**Task directions:** Copy out exactly each line from the line with "Transcribe this image's" through the last line of the material below.

--- --- ---

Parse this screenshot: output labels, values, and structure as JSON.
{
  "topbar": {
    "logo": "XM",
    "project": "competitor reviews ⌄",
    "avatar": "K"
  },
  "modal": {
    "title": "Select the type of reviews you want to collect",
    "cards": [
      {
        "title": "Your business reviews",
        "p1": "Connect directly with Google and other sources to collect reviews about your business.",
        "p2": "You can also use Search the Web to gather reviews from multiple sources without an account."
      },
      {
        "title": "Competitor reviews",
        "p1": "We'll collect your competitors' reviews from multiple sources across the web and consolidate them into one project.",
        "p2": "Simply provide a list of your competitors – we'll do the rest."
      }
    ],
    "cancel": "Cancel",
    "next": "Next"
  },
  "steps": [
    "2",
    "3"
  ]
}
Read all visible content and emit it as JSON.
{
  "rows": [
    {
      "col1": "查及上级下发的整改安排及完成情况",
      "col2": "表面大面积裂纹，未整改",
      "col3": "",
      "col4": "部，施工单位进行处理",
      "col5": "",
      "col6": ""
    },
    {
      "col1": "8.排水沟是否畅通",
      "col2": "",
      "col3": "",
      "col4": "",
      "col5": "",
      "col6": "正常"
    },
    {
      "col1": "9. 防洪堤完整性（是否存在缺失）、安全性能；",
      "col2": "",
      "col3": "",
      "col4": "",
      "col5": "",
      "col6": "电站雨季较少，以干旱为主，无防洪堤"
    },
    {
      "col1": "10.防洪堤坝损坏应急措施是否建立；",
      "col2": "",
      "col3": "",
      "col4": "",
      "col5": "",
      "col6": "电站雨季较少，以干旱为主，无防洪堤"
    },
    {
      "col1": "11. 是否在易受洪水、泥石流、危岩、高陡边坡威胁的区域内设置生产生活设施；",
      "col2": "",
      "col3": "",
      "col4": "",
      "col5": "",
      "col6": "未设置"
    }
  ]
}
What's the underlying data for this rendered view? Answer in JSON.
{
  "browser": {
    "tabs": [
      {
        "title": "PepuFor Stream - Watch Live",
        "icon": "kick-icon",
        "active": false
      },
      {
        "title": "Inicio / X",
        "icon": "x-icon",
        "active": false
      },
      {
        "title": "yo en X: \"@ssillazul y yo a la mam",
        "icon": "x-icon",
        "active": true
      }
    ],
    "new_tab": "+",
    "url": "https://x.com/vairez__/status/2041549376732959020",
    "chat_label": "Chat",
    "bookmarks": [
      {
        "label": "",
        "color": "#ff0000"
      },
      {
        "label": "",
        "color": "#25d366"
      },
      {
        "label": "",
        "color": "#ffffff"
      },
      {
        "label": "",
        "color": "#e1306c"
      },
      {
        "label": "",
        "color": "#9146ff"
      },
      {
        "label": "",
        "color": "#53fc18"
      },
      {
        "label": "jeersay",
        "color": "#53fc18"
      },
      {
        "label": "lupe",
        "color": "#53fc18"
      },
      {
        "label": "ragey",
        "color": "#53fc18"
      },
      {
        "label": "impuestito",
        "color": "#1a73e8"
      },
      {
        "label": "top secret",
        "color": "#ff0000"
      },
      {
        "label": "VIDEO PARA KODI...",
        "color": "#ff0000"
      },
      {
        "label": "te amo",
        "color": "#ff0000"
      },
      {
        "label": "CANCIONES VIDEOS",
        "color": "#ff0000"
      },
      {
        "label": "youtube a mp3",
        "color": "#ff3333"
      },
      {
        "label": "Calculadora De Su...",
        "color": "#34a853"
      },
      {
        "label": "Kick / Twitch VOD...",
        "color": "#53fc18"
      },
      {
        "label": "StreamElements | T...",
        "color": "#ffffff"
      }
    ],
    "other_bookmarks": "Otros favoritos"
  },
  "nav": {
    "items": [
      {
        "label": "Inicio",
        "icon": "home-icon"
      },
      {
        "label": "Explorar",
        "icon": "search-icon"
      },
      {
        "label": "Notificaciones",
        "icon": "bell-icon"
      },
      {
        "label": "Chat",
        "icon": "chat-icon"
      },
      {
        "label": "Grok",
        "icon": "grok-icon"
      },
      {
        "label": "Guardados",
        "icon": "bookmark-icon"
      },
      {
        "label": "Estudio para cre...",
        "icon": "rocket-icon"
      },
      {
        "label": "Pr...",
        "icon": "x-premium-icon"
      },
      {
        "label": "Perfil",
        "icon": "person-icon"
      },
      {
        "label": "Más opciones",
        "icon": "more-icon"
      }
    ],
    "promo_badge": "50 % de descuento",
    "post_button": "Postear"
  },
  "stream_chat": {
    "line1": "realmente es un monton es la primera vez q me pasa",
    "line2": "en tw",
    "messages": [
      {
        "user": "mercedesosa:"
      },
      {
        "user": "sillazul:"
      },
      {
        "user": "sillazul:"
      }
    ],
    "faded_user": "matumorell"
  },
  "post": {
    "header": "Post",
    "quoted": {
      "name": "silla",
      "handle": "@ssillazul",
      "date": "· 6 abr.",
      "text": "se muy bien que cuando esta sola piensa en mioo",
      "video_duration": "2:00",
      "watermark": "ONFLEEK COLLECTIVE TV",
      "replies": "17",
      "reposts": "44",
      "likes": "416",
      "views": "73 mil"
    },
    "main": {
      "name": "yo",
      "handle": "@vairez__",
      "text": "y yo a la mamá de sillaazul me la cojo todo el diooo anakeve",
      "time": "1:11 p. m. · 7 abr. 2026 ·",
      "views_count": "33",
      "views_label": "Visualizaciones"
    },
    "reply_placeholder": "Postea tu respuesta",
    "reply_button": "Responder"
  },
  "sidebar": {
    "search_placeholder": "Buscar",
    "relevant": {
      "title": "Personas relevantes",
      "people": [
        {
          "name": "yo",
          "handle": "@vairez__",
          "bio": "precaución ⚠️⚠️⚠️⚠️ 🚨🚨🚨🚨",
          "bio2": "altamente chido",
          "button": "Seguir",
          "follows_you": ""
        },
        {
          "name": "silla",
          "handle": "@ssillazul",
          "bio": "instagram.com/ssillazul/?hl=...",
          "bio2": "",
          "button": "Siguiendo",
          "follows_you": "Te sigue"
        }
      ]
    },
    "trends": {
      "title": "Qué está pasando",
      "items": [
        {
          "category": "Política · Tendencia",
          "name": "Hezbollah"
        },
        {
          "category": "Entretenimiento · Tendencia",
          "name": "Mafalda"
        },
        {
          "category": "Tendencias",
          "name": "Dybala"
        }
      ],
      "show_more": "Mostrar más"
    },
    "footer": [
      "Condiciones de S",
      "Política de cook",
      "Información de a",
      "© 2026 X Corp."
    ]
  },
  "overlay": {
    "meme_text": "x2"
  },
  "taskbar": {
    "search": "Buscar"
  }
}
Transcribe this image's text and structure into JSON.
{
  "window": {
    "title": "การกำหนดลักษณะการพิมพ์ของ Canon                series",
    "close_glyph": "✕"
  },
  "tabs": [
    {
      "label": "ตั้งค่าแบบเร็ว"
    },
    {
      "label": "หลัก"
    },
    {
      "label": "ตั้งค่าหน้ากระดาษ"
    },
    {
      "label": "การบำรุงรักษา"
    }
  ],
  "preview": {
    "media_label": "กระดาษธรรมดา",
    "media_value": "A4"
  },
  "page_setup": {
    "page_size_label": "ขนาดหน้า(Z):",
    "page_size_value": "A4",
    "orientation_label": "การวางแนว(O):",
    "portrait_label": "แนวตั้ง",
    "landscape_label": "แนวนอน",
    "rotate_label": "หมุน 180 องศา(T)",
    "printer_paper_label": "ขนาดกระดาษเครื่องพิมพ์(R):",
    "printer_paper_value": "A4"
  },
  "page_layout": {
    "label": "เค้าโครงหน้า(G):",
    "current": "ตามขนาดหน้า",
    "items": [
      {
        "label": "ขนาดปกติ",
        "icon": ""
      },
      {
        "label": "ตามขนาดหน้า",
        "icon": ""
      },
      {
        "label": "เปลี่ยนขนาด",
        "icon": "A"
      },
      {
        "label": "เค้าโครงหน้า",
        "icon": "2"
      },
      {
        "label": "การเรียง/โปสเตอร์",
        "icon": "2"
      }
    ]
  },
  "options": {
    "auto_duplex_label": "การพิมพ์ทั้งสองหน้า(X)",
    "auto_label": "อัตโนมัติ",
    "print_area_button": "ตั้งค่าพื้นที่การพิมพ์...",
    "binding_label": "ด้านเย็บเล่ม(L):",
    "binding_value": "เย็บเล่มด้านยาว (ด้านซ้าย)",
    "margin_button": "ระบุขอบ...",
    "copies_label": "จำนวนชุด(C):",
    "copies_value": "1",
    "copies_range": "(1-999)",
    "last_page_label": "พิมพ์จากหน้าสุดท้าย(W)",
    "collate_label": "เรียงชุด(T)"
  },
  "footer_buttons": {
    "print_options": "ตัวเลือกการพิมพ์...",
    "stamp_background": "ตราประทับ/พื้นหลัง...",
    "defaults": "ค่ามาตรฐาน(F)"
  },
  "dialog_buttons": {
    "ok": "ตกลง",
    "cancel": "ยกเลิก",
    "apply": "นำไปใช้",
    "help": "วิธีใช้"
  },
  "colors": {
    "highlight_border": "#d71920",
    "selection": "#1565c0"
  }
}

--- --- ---

**Solution below:**
Transcribe this image's text and structure into JSON.
{
  "window": {
    "title": "การกำหนดลักษณะการพิมพ์ของ Canon                series",
    "close_glyph": "✕"
  },
  "tabs": [
    {
      "label": "ตั้งค่าแบบเร็ว"
    },
    {
      "label": "หลัก"
    },
    {
      "label": "ตั้งค่าหน้ากระดาษ"
    },
    {
      "label": "การบำรุงรักษา"
    }
  ],
  "preview": {
    "media_label": "กระดาษธรรมดา",
    "media_value": "A4"
  },
  "page_setup": {
    "page_size_label": "ขนาดหน้า(Z):",
    "page_size_value": "A4",
    "orientation_label": "การวางแนว(O):",
    "portrait_label": "แนวตั้ง",
    "landscape_label": "แนวนอน",
    "rotate_label": "หมุน 180 องศา(T)",
    "printer_paper_label": "ขนาดกระดาษเครื่องพิมพ์(R):",
    "printer_paper_value": "A4"
  },
  "page_layout": {
    "label": "เค้าโครงหน้า(G):",
    "current": "ตามขนาดหน้า",
    "items": [
      {
        "label": "ขนาดปกติ",
        "icon": ""
      },
      {
        "label": "ตามขนาดหน้า",
        "icon": ""
      },
      {
        "label": "เปลี่ยนขนาด",
        "icon": "A"
      },
      {
        "label": "เค้าโครงหน้า",
        "icon": "2"
      },
      {
        "label": "การเรียง/โปสเตอร์",
        "icon": "2"
      }
    ]
  },
  "options": {
    "auto_duplex_label": "การพิมพ์ทั้งสองหน้า(X)",
    "auto_label": "อัตโนมัติ",
    "print_area_button": "ตั้งค่าพื้นที่การพิมพ์...",
    "binding_label": "ด้านเย็บเล่ม(L):",
    "binding_value": "เย็บเล่มด้านยาว (ด้านซ้าย)",
    "margin_button": "ระบุขอบ...",
    "copies_label": "จำนวนชุด(C):",
    "copies_value": "1",
    "copies_range": "(1-999)",
    "last_page_label": "พิมพ์จากหน้าสุดท้าย(W)",
    "collate_label": "เรียงชุด(T)"
  },
  "footer_buttons": {
    "print_options": "ตัวเลือกการพิมพ์...",
    "stamp_background": "ตราประทับ/พื้นหลัง...",
    "defaults": "ค่ามาตรฐาน(F)"
  },
  "dialog_buttons": {
    "ok": "ตกลง",
    "cancel": "ยกเลิก",
    "apply": "นำไปใช้",
    "help": "วิธีใช้"
  },
  "colors": {
    "highlight_border": "#d71920",
    "selection": "#1565c0"
  }
}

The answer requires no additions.